| Your instructions |
An exact copy of the entries is required, excluding any pictures.

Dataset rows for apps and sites
[Start of section]

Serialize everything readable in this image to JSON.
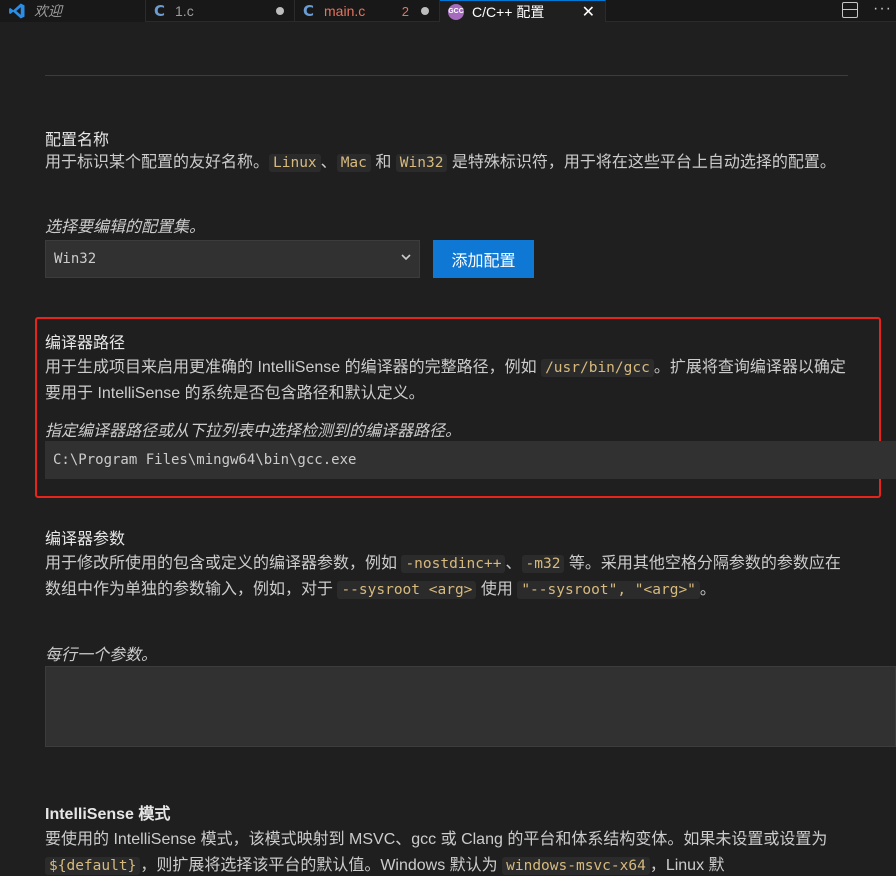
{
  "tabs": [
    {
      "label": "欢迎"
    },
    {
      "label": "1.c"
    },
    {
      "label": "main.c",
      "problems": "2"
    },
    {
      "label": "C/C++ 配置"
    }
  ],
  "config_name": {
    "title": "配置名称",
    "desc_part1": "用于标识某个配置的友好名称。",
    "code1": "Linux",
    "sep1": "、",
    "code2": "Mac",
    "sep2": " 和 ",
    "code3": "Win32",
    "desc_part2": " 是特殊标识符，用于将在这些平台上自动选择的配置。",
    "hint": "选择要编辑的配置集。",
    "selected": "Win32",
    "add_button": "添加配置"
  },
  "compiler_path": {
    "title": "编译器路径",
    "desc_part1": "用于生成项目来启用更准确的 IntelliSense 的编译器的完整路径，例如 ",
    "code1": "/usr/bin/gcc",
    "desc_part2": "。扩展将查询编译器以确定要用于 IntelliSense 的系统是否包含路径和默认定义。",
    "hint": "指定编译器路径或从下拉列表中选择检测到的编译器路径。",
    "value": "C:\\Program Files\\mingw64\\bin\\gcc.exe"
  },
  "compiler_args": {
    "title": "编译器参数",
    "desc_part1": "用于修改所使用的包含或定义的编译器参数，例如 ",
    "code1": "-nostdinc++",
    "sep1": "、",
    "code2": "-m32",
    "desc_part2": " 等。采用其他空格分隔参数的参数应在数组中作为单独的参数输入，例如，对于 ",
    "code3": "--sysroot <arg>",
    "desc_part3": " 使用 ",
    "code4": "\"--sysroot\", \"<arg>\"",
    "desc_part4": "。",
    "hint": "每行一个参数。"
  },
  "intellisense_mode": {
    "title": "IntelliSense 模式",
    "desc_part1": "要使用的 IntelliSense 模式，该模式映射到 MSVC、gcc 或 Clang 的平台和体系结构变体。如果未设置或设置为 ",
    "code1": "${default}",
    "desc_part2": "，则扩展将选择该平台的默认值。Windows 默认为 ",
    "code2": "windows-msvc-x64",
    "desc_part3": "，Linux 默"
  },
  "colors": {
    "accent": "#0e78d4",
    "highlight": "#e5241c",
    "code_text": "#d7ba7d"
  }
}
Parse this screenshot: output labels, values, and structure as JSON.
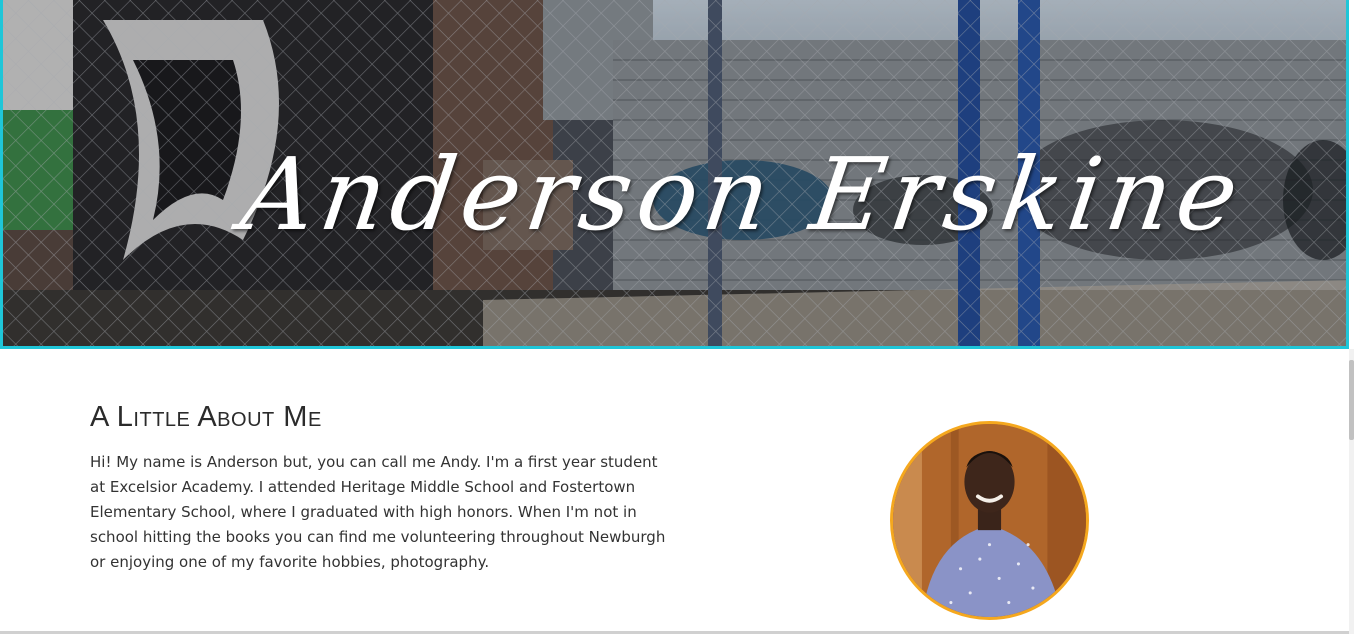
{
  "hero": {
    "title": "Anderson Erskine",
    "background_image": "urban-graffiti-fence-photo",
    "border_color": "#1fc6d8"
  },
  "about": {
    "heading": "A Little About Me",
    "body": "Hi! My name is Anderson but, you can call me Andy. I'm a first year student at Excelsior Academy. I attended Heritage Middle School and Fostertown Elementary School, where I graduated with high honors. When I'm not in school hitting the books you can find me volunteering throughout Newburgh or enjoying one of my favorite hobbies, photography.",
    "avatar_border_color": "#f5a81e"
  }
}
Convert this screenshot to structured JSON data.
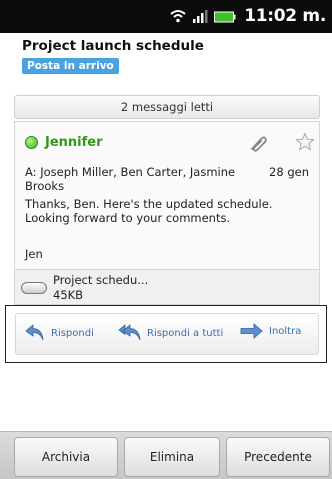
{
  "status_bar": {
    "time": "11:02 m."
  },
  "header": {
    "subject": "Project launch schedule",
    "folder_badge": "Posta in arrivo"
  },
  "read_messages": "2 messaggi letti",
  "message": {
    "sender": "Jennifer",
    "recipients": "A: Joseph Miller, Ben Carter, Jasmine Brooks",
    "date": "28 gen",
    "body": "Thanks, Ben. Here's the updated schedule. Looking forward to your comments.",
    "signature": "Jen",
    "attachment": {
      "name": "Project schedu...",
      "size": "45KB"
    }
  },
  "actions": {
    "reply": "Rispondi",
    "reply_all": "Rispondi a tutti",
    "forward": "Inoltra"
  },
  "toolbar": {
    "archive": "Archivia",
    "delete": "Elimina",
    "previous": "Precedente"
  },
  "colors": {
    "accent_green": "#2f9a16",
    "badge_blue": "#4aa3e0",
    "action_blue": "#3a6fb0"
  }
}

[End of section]

| Task answer |
Serialize everything readable in this image to JSON.
{
  "tabs": [
    {
      "label": "欢迎"
    },
    {
      "label": "1.c"
    },
    {
      "label": "main.c",
      "problems": "2"
    },
    {
      "label": "C/C++ 配置"
    }
  ],
  "config_name": {
    "title": "配置名称",
    "desc_part1": "用于标识某个配置的友好名称。",
    "code1": "Linux",
    "sep1": "、",
    "code2": "Mac",
    "sep2": " 和 ",
    "code3": "Win32",
    "desc_part2": " 是特殊标识符，用于将在这些平台上自动选择的配置。",
    "hint": "选择要编辑的配置集。",
    "selected": "Win32",
    "add_button": "添加配置"
  },
  "compiler_path": {
    "title": "编译器路径",
    "desc_part1": "用于生成项目来启用更准确的 IntelliSense 的编译器的完整路径，例如 ",
    "code1": "/usr/bin/gcc",
    "desc_part2": "。扩展将查询编译器以确定要用于 IntelliSense 的系统是否包含路径和默认定义。",
    "hint": "指定编译器路径或从下拉列表中选择检测到的编译器路径。",
    "value": "C:\\Program Files\\mingw64\\bin\\gcc.exe"
  },
  "compiler_args": {
    "title": "编译器参数",
    "desc_part1": "用于修改所使用的包含或定义的编译器参数，例如 ",
    "code1": "-nostdinc++",
    "sep1": "、",
    "code2": "-m32",
    "desc_part2": " 等。采用其他空格分隔参数的参数应在数组中作为单独的参数输入，例如，对于 ",
    "code3": "--sysroot <arg>",
    "desc_part3": " 使用 ",
    "code4": "\"--sysroot\", \"<arg>\"",
    "desc_part4": "。",
    "hint": "每行一个参数。"
  },
  "intellisense_mode": {
    "title": "IntelliSense 模式",
    "desc_part1": "要使用的 IntelliSense 模式，该模式映射到 MSVC、gcc 或 Clang 的平台和体系结构变体。如果未设置或设置为 ",
    "code1": "${default}",
    "desc_part2": "，则扩展将选择该平台的默认值。Windows 默认为 ",
    "code2": "windows-msvc-x64",
    "desc_part3": "，Linux 默"
  },
  "colors": {
    "accent": "#0e78d4",
    "highlight": "#e5241c",
    "code_text": "#d7ba7d"
  }
}
Parse this screenshot: output labels, values, and structure as JSON.
{
  "hero": {
    "title": "Anderson Erskine",
    "background_image": "urban-graffiti-fence-photo",
    "border_color": "#1fc6d8"
  },
  "about": {
    "heading": "A Little About Me",
    "body": "Hi! My name is Anderson but, you can call me Andy. I'm a first year student at Excelsior Academy. I attended Heritage Middle School and Fostertown Elementary School, where I graduated with high honors. When I'm not in school hitting the books you can find me volunteering throughout Newburgh or enjoying one of my favorite hobbies, photography.",
    "avatar_border_color": "#f5a81e"
  }
}
Convert this screenshot to structured JSON data.
{
  "status_bar": {
    "time": "11:02 m."
  },
  "header": {
    "subject": "Project launch schedule",
    "folder_badge": "Posta in arrivo"
  },
  "read_messages": "2 messaggi letti",
  "message": {
    "sender": "Jennifer",
    "recipients": "A: Joseph Miller, Ben Carter, Jasmine Brooks",
    "date": "28 gen",
    "body": "Thanks, Ben. Here's the updated schedule. Looking forward to your comments.",
    "signature": "Jen",
    "attachment": {
      "name": "Project schedu...",
      "size": "45KB"
    }
  },
  "actions": {
    "reply": "Rispondi",
    "reply_all": "Rispondi a tutti",
    "forward": "Inoltra"
  },
  "toolbar": {
    "archive": "Archivia",
    "delete": "Elimina",
    "previous": "Precedente"
  },
  "colors": {
    "accent_green": "#2f9a16",
    "badge_blue": "#4aa3e0",
    "action_blue": "#3a6fb0"
  }
}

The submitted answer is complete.